Audience members at an upcoming concert at the Toledo Museum of Art Peristyle may find themselves succumbing to an irresistible urge to dance in the aisles.
Tiempo Libre, a two-time Grammy-nominated group based in Miami, performs Sept. 20 with the Toledo Symphony Orchestra in a two-part show that “fuses the urban rhythms of past and present Cuban music with the sophisticated sounds of the classical symphony orchestra.” The group will perform “Rumba Sinfónica” with the orchestra, a 25-minute piece that composer Ricardo Lorenz said warms up the crowd for an “electrifying” set of Cuban music to follow known as timba.

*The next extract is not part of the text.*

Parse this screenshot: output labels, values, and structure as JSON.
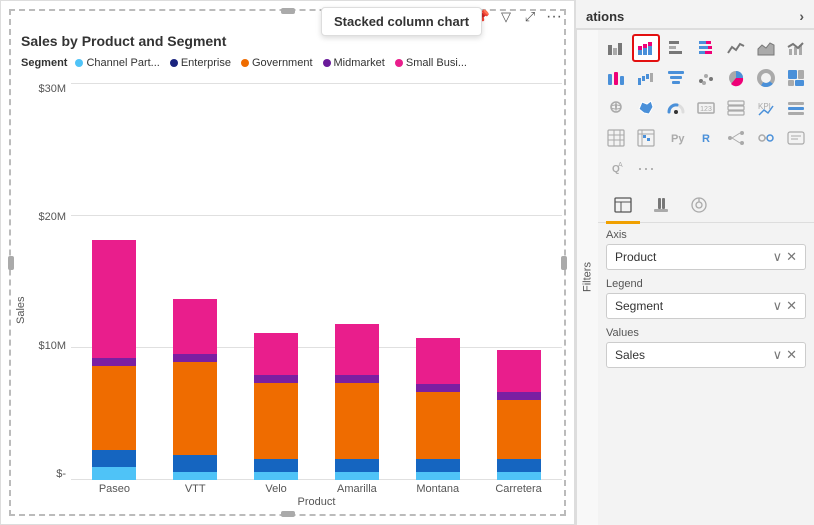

Lorenz said the combination of jazz, classical and Latino genres offers a unique experience not often duplicated. He has organized smaller performances as a composer in residency of a program with the Chicago Symphony Orchestra, where he combined symphony chamber groups with Latino bands from the barrio. “Rumba Sinfónica,” which means “symphonic party,” takes the concept “several notches higher to a much bigger scale.”

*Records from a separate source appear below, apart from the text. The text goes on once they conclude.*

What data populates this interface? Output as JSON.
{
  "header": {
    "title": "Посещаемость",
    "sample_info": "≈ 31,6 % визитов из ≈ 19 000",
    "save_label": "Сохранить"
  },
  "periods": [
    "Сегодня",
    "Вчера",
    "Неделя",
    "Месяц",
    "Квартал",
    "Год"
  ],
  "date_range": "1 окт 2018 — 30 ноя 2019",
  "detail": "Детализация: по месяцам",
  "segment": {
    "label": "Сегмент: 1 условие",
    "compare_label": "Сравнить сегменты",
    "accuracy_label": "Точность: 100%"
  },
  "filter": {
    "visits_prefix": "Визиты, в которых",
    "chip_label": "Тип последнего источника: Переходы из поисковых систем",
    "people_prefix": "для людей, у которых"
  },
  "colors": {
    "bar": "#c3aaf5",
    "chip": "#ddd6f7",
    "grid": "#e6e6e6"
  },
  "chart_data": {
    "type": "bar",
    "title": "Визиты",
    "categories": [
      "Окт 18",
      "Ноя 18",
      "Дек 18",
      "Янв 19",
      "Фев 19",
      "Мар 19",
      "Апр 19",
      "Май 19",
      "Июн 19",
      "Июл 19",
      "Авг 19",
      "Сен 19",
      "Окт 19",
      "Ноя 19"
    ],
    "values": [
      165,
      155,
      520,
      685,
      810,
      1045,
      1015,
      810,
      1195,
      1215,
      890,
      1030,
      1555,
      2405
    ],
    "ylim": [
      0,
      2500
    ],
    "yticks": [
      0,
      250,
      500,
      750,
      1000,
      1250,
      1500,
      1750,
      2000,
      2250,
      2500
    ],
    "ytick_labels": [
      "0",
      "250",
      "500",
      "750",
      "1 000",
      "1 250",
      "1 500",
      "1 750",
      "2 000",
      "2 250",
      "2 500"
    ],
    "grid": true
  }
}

“Very rarely do you get to see a band coming together with a symphony orchestra and very rarely do you find somebody who has the guts to put them together because it’s just complicated,” Lorenz said from his office at Michigan State University, where he serves as an associate professor of composition. “The purpose of ‘Rumba Sinfónica’ is to have audiences ponder and really listen to this combination of jazz music with symphony music.
Lorenz, originally from Venezuela, collaborated with Jorge Gomez, Tiempo Libre’s pianist, who grew up in Cuba and learned to play in the street. Cuban law prohibits musicians from playing or listening to American music such as jazz, pop and blues, leaving them little choice other than Cuban classical music.

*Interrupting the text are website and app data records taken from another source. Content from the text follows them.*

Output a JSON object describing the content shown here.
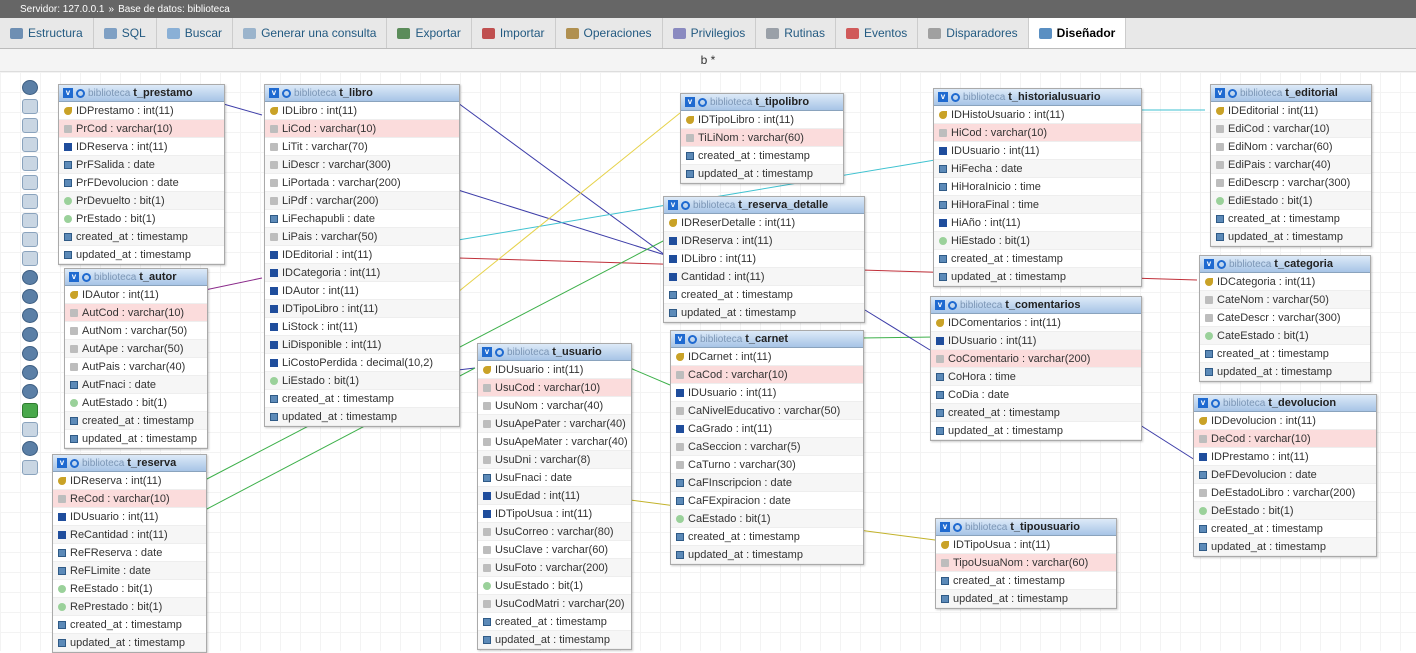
{
  "breadcrumb": {
    "server": "Servidor: 127.0.0.1",
    "sep": "»",
    "database": "Base de datos: biblioteca"
  },
  "tabs": [
    {
      "label": "Estructura",
      "icon": "structure-icon"
    },
    {
      "label": "SQL",
      "icon": "sql-icon"
    },
    {
      "label": "Buscar",
      "icon": "search-icon"
    },
    {
      "label": "Generar una consulta",
      "icon": "query-icon"
    },
    {
      "label": "Exportar",
      "icon": "export-icon"
    },
    {
      "label": "Importar",
      "icon": "import-icon"
    },
    {
      "label": "Operaciones",
      "icon": "wrench-icon"
    },
    {
      "label": "Privilegios",
      "icon": "privileges-icon"
    },
    {
      "label": "Rutinas",
      "icon": "routines-icon"
    },
    {
      "label": "Eventos",
      "icon": "clock-icon"
    },
    {
      "label": "Disparadores",
      "icon": "trigger-icon"
    },
    {
      "label": "Diseñador",
      "icon": "designer-icon"
    }
  ],
  "designer_title": "b *",
  "db": "biblioteca",
  "tables": [
    {
      "id": "t_prestamo",
      "name": "t_prestamo",
      "cols": [
        {
          "t": "key",
          "n": "IDPrestamo : int(11)"
        },
        {
          "t": "str",
          "n": "PrCod : varchar(10)",
          "pk": true
        },
        {
          "t": "num",
          "n": "IDReserva : int(11)"
        },
        {
          "t": "dt",
          "n": "PrFSalida : date"
        },
        {
          "t": "dt",
          "n": "PrFDevolucion : date"
        },
        {
          "t": "bit",
          "n": "PrDevuelto : bit(1)"
        },
        {
          "t": "bit",
          "n": "PrEstado : bit(1)"
        },
        {
          "t": "dt",
          "n": "created_at : timestamp"
        },
        {
          "t": "dt",
          "n": "updated_at : timestamp"
        }
      ]
    },
    {
      "id": "t_libro",
      "name": "t_libro",
      "cols": [
        {
          "t": "key",
          "n": "IDLibro : int(11)"
        },
        {
          "t": "str",
          "n": "LiCod : varchar(10)",
          "pk": true
        },
        {
          "t": "str",
          "n": "LiTit : varchar(70)"
        },
        {
          "t": "str",
          "n": "LiDescr : varchar(300)"
        },
        {
          "t": "str",
          "n": "LiPortada : varchar(200)"
        },
        {
          "t": "str",
          "n": "LiPdf : varchar(200)"
        },
        {
          "t": "dt",
          "n": "LiFechapubli : date"
        },
        {
          "t": "str",
          "n": "LiPais : varchar(50)"
        },
        {
          "t": "num",
          "n": "IDEditorial : int(11)"
        },
        {
          "t": "num",
          "n": "IDCategoria : int(11)"
        },
        {
          "t": "num",
          "n": "IDAutor : int(11)"
        },
        {
          "t": "num",
          "n": "IDTipoLibro : int(11)"
        },
        {
          "t": "num",
          "n": "LiStock : int(11)"
        },
        {
          "t": "num",
          "n": "LiDisponible : int(11)"
        },
        {
          "t": "num",
          "n": "LiCostoPerdida : decimal(10,2)"
        },
        {
          "t": "bit",
          "n": "LiEstado : bit(1)"
        },
        {
          "t": "dt",
          "n": "created_at : timestamp"
        },
        {
          "t": "dt",
          "n": "updated_at : timestamp"
        }
      ]
    },
    {
      "id": "t_autor",
      "name": "t_autor",
      "cols": [
        {
          "t": "key",
          "n": "IDAutor : int(11)"
        },
        {
          "t": "str",
          "n": "AutCod : varchar(10)",
          "pk": true
        },
        {
          "t": "str",
          "n": "AutNom : varchar(50)"
        },
        {
          "t": "str",
          "n": "AutApe : varchar(50)"
        },
        {
          "t": "str",
          "n": "AutPais : varchar(40)"
        },
        {
          "t": "dt",
          "n": "AutFnaci : date"
        },
        {
          "t": "bit",
          "n": "AutEstado : bit(1)"
        },
        {
          "t": "dt",
          "n": "created_at : timestamp"
        },
        {
          "t": "dt",
          "n": "updated_at : timestamp"
        }
      ]
    },
    {
      "id": "t_reserva",
      "name": "t_reserva",
      "cols": [
        {
          "t": "key",
          "n": "IDReserva : int(11)"
        },
        {
          "t": "str",
          "n": "ReCod : varchar(10)",
          "pk": true
        },
        {
          "t": "num",
          "n": "IDUsuario : int(11)"
        },
        {
          "t": "num",
          "n": "ReCantidad : int(11)"
        },
        {
          "t": "dt",
          "n": "ReFReserva : date"
        },
        {
          "t": "dt",
          "n": "ReFLimite : date"
        },
        {
          "t": "bit",
          "n": "ReEstado : bit(1)"
        },
        {
          "t": "bit",
          "n": "RePrestado : bit(1)"
        },
        {
          "t": "dt",
          "n": "created_at : timestamp"
        },
        {
          "t": "dt",
          "n": "updated_at : timestamp"
        }
      ]
    },
    {
      "id": "t_tipolibro",
      "name": "t_tipolibro",
      "cols": [
        {
          "t": "key",
          "n": "IDTipoLibro : int(11)"
        },
        {
          "t": "str",
          "n": "TiLiNom : varchar(60)",
          "pk": true
        },
        {
          "t": "dt",
          "n": "created_at : timestamp"
        },
        {
          "t": "dt",
          "n": "updated_at : timestamp"
        }
      ]
    },
    {
      "id": "t_reserva_detalle",
      "name": "t_reserva_detalle",
      "cols": [
        {
          "t": "key",
          "n": "IDReserDetalle : int(11)"
        },
        {
          "t": "num",
          "n": "IDReserva : int(11)"
        },
        {
          "t": "num",
          "n": "IDLibro : int(11)"
        },
        {
          "t": "num",
          "n": "Cantidad : int(11)"
        },
        {
          "t": "dt",
          "n": "created_at : timestamp"
        },
        {
          "t": "dt",
          "n": "updated_at : timestamp"
        }
      ]
    },
    {
      "id": "t_usuario",
      "name": "t_usuario",
      "cols": [
        {
          "t": "key",
          "n": "IDUsuario : int(11)"
        },
        {
          "t": "str",
          "n": "UsuCod : varchar(10)",
          "pk": true
        },
        {
          "t": "str",
          "n": "UsuNom : varchar(40)"
        },
        {
          "t": "str",
          "n": "UsuApePater : varchar(40)"
        },
        {
          "t": "str",
          "n": "UsuApeMater : varchar(40)"
        },
        {
          "t": "str",
          "n": "UsuDni : varchar(8)"
        },
        {
          "t": "dt",
          "n": "UsuFnaci : date"
        },
        {
          "t": "num",
          "n": "UsuEdad : int(11)"
        },
        {
          "t": "num",
          "n": "IDTipoUsua : int(11)"
        },
        {
          "t": "str",
          "n": "UsuCorreo : varchar(80)"
        },
        {
          "t": "str",
          "n": "UsuClave : varchar(60)"
        },
        {
          "t": "str",
          "n": "UsuFoto : varchar(200)"
        },
        {
          "t": "bit",
          "n": "UsuEstado : bit(1)"
        },
        {
          "t": "str",
          "n": "UsuCodMatri : varchar(20)"
        },
        {
          "t": "dt",
          "n": "created_at : timestamp"
        },
        {
          "t": "dt",
          "n": "updated_at : timestamp"
        }
      ]
    },
    {
      "id": "t_carnet",
      "name": "t_carnet",
      "cols": [
        {
          "t": "key",
          "n": "IDCarnet : int(11)"
        },
        {
          "t": "str",
          "n": "CaCod : varchar(10)",
          "pk": true
        },
        {
          "t": "num",
          "n": "IDUsuario : int(11)"
        },
        {
          "t": "str",
          "n": "CaNivelEducativo : varchar(50)"
        },
        {
          "t": "num",
          "n": "CaGrado : int(11)"
        },
        {
          "t": "str",
          "n": "CaSeccion : varchar(5)"
        },
        {
          "t": "str",
          "n": "CaTurno : varchar(30)"
        },
        {
          "t": "dt",
          "n": "CaFInscripcion : date"
        },
        {
          "t": "dt",
          "n": "CaFExpiracion : date"
        },
        {
          "t": "bit",
          "n": "CaEstado : bit(1)"
        },
        {
          "t": "dt",
          "n": "created_at : timestamp"
        },
        {
          "t": "dt",
          "n": "updated_at : timestamp"
        }
      ]
    },
    {
      "id": "t_historialusuario",
      "name": "t_historialusuario",
      "cols": [
        {
          "t": "key",
          "n": "IDHistoUsuario : int(11)"
        },
        {
          "t": "str",
          "n": "HiCod : varchar(10)",
          "pk": true
        },
        {
          "t": "num",
          "n": "IDUsuario : int(11)"
        },
        {
          "t": "dt",
          "n": "HiFecha : date"
        },
        {
          "t": "dt",
          "n": "HiHoraInicio : time"
        },
        {
          "t": "dt",
          "n": "HiHoraFinal : time"
        },
        {
          "t": "num",
          "n": "HiAño : int(11)"
        },
        {
          "t": "bit",
          "n": "HiEstado : bit(1)"
        },
        {
          "t": "dt",
          "n": "created_at : timestamp"
        },
        {
          "t": "dt",
          "n": "updated_at : timestamp"
        }
      ]
    },
    {
      "id": "t_comentarios",
      "name": "t_comentarios",
      "cols": [
        {
          "t": "key",
          "n": "IDComentarios : int(11)"
        },
        {
          "t": "num",
          "n": "IDUsuario : int(11)"
        },
        {
          "t": "str",
          "n": "CoComentario : varchar(200)",
          "pk": true
        },
        {
          "t": "dt",
          "n": "CoHora : time"
        },
        {
          "t": "dt",
          "n": "CoDia : date"
        },
        {
          "t": "dt",
          "n": "created_at : timestamp"
        },
        {
          "t": "dt",
          "n": "updated_at : timestamp"
        }
      ]
    },
    {
      "id": "t_tipousuario",
      "name": "t_tipousuario",
      "cols": [
        {
          "t": "key",
          "n": "IDTipoUsua : int(11)"
        },
        {
          "t": "str",
          "n": "TipoUsuaNom : varchar(60)",
          "pk": true
        },
        {
          "t": "dt",
          "n": "created_at : timestamp"
        },
        {
          "t": "dt",
          "n": "updated_at : timestamp"
        }
      ]
    },
    {
      "id": "t_editorial",
      "name": "t_editorial",
      "cols": [
        {
          "t": "key",
          "n": "IDEditorial : int(11)"
        },
        {
          "t": "str",
          "n": "EdiCod : varchar(10)"
        },
        {
          "t": "str",
          "n": "EdiNom : varchar(60)"
        },
        {
          "t": "str",
          "n": "EdiPais : varchar(40)"
        },
        {
          "t": "str",
          "n": "EdiDescrp : varchar(300)"
        },
        {
          "t": "bit",
          "n": "EdiEstado : bit(1)"
        },
        {
          "t": "dt",
          "n": "created_at : timestamp"
        },
        {
          "t": "dt",
          "n": "updated_at : timestamp"
        }
      ]
    },
    {
      "id": "t_categoria",
      "name": "t_categoria",
      "cols": [
        {
          "t": "key",
          "n": "IDCategoria : int(11)"
        },
        {
          "t": "str",
          "n": "CateNom : varchar(50)"
        },
        {
          "t": "str",
          "n": "CateDescr : varchar(300)"
        },
        {
          "t": "bit",
          "n": "CateEstado : bit(1)"
        },
        {
          "t": "dt",
          "n": "created_at : timestamp"
        },
        {
          "t": "dt",
          "n": "updated_at : timestamp"
        }
      ]
    },
    {
      "id": "t_devolucion",
      "name": "t_devolucion",
      "cols": [
        {
          "t": "key",
          "n": "IDDevolucion : int(11)"
        },
        {
          "t": "str",
          "n": "DeCod : varchar(10)",
          "pk": true
        },
        {
          "t": "num",
          "n": "IDPrestamo : int(11)"
        },
        {
          "t": "dt",
          "n": "DeFDevolucion : date"
        },
        {
          "t": "str",
          "n": "DeEstadoLibro : varchar(200)"
        },
        {
          "t": "bit",
          "n": "DeEstado : bit(1)"
        },
        {
          "t": "dt",
          "n": "created_at : timestamp"
        },
        {
          "t": "dt",
          "n": "updated_at : timestamp"
        }
      ]
    }
  ]
}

Gomez said he and his six band mates are excited by the prospect of performing in Toledo, having played venues around the country, including Minneapolis, Chicago, San Francisco and San Antonio, Texas. He considers the audience’s reaction a clear indication of whether Tiempo Libre makes a hit or miss during the performance.
“At the end of the piece, yes, [they dance] because it gets crazy,” Gomez said from his Miami studio. “The style of music that we play is called timba; we play to see people dance. So it’s normal to see people dancing. If they don’t dance, we are tired.”
The performance begins at 8 p.m., with Chelsea Tipton II conducting. The Peristyle will host a “Salsa Dance Party” at 6 p.m. offering ticket holders free dance lessons by Matt and Paulette of The Dance Clinic. Tickets range from $25 to $35 and are available by phone at (419) 246-8000 or online at www.toledosymphony.com.